Segment Start: Records to use
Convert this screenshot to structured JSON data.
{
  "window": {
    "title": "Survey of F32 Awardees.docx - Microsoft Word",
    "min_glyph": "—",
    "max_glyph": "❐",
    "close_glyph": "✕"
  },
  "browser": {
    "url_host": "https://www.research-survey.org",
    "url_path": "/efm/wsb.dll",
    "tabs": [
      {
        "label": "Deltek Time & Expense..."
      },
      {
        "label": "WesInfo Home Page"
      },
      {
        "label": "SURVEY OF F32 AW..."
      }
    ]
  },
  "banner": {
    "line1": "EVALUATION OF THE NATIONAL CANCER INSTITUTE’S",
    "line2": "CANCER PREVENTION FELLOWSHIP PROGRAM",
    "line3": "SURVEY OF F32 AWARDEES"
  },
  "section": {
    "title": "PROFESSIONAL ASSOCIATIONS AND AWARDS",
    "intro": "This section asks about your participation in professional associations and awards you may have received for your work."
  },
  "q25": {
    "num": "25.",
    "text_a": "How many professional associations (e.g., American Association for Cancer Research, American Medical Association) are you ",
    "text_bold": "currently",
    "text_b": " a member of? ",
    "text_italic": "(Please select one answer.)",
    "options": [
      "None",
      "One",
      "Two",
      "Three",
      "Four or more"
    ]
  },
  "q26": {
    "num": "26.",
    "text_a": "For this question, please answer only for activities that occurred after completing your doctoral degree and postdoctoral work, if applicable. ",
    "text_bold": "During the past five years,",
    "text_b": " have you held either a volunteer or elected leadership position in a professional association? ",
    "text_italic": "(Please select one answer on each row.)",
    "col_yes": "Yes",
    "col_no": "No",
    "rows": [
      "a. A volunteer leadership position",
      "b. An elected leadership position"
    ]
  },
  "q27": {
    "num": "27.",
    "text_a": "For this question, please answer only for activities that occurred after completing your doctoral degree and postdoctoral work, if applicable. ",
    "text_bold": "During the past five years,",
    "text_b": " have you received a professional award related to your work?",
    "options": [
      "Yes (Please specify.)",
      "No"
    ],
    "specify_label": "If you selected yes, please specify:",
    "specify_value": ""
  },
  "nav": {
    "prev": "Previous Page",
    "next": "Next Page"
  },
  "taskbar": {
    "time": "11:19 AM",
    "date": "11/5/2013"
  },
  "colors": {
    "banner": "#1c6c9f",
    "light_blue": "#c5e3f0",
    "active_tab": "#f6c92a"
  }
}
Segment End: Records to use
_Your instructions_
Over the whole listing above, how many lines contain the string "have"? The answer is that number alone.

_Answer below_
3